The answer should consist of every line in the material below that has the word "source".
★ ★ ★ ★
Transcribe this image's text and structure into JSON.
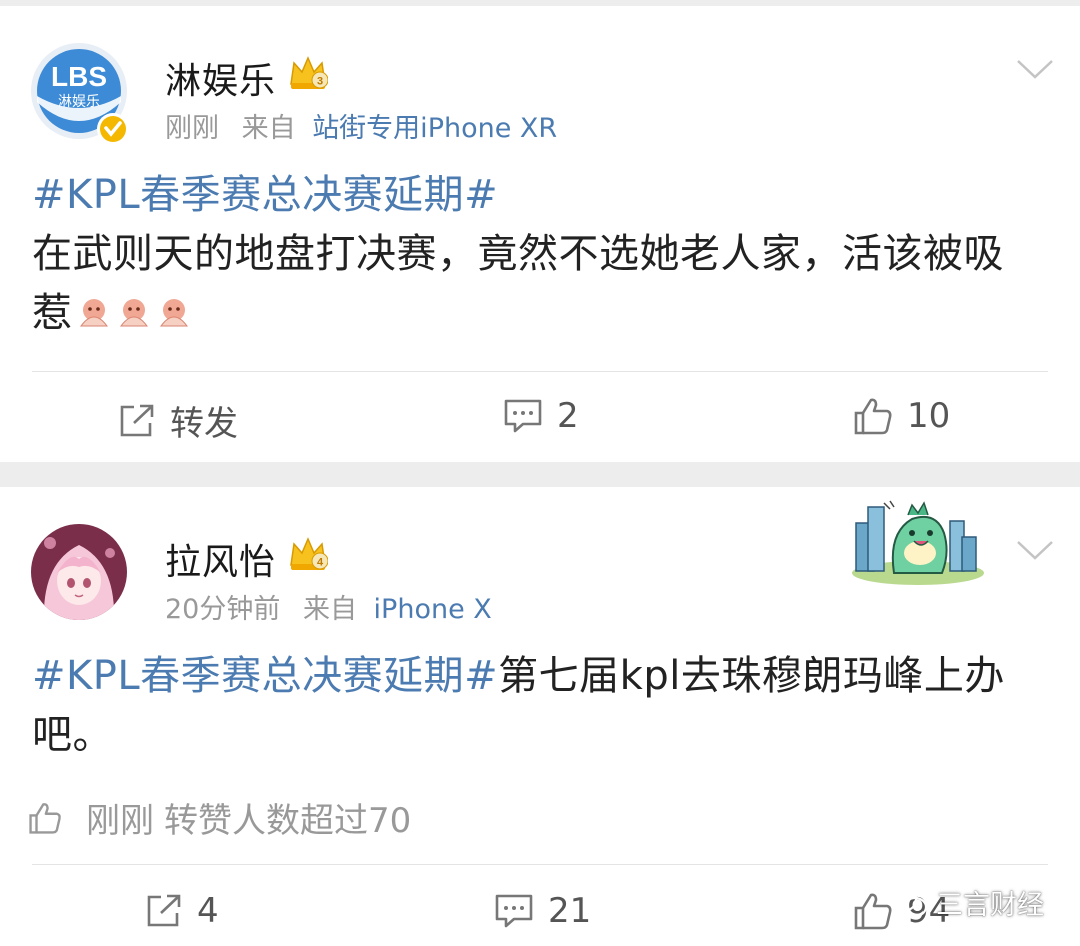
{
  "posts": [
    {
      "avatar_text": "LBS",
      "avatar_subtext": "淋娱乐",
      "username": "淋娱乐",
      "member_level": "3",
      "time": "刚刚",
      "from_prefix": "来自",
      "source": "站街专用iPhone XR",
      "hashtag": "#KPL春季赛总决赛延期#",
      "text": "在武则天的地盘打决赛，竟然不选她老人家，活该被吸惹",
      "emoji_count": 3,
      "actions": {
        "repost": "转发",
        "comments": "2",
        "likes": "10"
      }
    },
    {
      "username": "拉风怡",
      "member_level": "4",
      "time": "20分钟前",
      "from_prefix": "来自",
      "source": "iPhone X",
      "hashtag": "#KPL春季赛总决赛延期#",
      "text": "第七届kpl去珠穆朗玛峰上办吧。",
      "liked_time": "刚刚",
      "liked_text": "转赞人数超过70",
      "actions": {
        "reposts": "4",
        "comments": "21",
        "likes": "94"
      }
    }
  ],
  "watermark": "三言财经",
  "colors": {
    "link": "#4b7bb0",
    "gold": "#f5b800",
    "meta": "#999999",
    "background": "#ededed"
  }
}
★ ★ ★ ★
Output for this task:
      "source": "站街专用iPhone XR",
      "source": "iPhone X",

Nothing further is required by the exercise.